The quadratic form is the spacetime interval.
The relationship to the Dirac equation is that when you start with Minkowski spacetime, the vector represent the 1d linear subspace, the antisymmetric product of linearly independent vectors represents the span of the corresponding 1d linear subspaces.
In particular: two orthogonal vectors multiply to give you the plane they span. Three mutually orthogonal vectors multiply to give you the 3-volume they span, and four mutually orthogonal vectors multiply to give an oriented 4-volume.
So the Clifford algebra gives you the objects. But the Grassmann algebra does that too.
But the Clifford algebra also gives the operations. So, for example, a rotation is given by the product of two spacelike vectors and a boost is given by the product of two future pointing timelike vectors.
This allows you to represent particular objects as rotated versions of standard reference objects. For instance a spin 1/2 particle has a spin plane which can be described as a rotated and boosted version of the XY plane.
So the terms in the Dirac equation can be read off as taking the XY plane and boosting it and rotating it and giving it a phase shift and a statistical scaling.
You don't have to do this. As long as you can compute the relative rates of the distinct experimental outcomes you are good.
But when you have a Clifford algebra, you have all these objects and operations so you can also read the equation as listing off the operators acting on an object.
Since you asked for references, here's a source that's directly about the Dirac equation and this link is on the bottom (labeled "Home") which can take you to other pages that describe how to use Clifford algebra to describe geometric objects and operations.

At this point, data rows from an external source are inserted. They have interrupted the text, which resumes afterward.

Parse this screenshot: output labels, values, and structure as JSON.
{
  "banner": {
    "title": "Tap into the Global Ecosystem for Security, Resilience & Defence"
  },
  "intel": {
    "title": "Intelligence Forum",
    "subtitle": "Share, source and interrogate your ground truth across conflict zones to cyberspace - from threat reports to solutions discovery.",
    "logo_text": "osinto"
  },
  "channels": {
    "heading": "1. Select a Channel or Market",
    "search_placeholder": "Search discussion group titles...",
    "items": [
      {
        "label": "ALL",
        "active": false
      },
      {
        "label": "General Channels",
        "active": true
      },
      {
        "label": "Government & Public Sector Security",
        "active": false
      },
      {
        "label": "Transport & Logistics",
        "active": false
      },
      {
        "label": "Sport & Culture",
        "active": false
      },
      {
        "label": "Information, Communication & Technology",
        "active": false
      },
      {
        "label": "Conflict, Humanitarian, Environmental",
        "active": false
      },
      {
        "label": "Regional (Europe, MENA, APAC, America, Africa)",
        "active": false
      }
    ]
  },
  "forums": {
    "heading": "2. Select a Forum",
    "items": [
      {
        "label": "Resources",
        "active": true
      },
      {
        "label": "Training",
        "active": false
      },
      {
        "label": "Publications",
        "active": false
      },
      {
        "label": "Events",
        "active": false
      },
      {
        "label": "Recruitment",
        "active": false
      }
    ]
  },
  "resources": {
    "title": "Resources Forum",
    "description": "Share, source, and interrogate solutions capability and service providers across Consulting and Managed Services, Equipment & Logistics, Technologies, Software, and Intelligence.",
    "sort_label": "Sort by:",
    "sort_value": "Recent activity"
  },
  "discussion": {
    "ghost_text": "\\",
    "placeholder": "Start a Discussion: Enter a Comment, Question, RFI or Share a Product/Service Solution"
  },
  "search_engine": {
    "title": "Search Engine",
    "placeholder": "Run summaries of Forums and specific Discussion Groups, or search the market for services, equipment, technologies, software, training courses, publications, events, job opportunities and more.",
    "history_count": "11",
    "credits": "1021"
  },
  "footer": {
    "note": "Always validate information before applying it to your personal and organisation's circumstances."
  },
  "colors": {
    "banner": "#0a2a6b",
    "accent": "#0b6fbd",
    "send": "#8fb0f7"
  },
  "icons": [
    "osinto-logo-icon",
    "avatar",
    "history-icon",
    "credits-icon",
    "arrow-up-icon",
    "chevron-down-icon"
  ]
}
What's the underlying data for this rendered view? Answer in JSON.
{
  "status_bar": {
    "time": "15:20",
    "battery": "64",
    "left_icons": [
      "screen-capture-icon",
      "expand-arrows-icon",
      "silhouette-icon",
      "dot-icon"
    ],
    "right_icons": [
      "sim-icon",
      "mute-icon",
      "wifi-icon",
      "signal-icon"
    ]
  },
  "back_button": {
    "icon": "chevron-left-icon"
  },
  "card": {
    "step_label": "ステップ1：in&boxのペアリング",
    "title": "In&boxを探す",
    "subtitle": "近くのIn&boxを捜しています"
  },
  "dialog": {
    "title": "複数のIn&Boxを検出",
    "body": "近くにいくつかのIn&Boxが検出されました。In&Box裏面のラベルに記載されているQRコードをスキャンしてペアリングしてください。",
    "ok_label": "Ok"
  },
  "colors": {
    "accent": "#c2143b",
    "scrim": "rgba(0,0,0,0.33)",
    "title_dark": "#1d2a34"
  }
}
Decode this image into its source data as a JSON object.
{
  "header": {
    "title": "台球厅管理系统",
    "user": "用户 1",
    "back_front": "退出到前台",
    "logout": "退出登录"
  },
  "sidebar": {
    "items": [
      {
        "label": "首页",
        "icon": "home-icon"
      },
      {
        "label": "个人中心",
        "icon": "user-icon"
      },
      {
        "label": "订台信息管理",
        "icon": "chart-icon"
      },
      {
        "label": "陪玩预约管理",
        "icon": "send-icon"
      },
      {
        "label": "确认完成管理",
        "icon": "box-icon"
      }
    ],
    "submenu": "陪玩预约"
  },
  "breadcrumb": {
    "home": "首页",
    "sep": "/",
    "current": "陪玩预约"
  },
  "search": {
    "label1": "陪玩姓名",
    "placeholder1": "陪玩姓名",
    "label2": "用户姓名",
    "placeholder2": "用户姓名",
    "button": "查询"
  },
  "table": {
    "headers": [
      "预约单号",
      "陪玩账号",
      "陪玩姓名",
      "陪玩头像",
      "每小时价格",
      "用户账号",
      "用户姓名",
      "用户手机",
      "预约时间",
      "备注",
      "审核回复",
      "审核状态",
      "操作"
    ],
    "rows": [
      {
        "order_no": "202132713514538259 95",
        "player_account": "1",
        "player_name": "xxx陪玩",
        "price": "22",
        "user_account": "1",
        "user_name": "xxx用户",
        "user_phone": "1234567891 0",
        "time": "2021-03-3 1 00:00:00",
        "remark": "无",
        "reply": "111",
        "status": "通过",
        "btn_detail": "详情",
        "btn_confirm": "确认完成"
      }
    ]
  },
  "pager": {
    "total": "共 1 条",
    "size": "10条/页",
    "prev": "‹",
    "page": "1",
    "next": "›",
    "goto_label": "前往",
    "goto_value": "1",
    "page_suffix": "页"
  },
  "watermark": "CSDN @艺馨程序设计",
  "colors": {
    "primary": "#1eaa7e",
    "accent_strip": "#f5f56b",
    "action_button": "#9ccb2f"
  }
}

If you are instead interested in history. Clifford died young (an error in my original edit was pointed out by Rod Vance who gets credit for catching my error), surviving mathematicians decided that every Clifford algebra has a representation by a matrix algebra and therefore weren't important. And then later Dirac looked for a matrix algebra to factor a second order differential equation and knew nothing about Clifford's work, but the smallest algebra that worked for Dirac happened to be one of Clifford's algebras, specifically the one with the vector space and quadratic form listed above.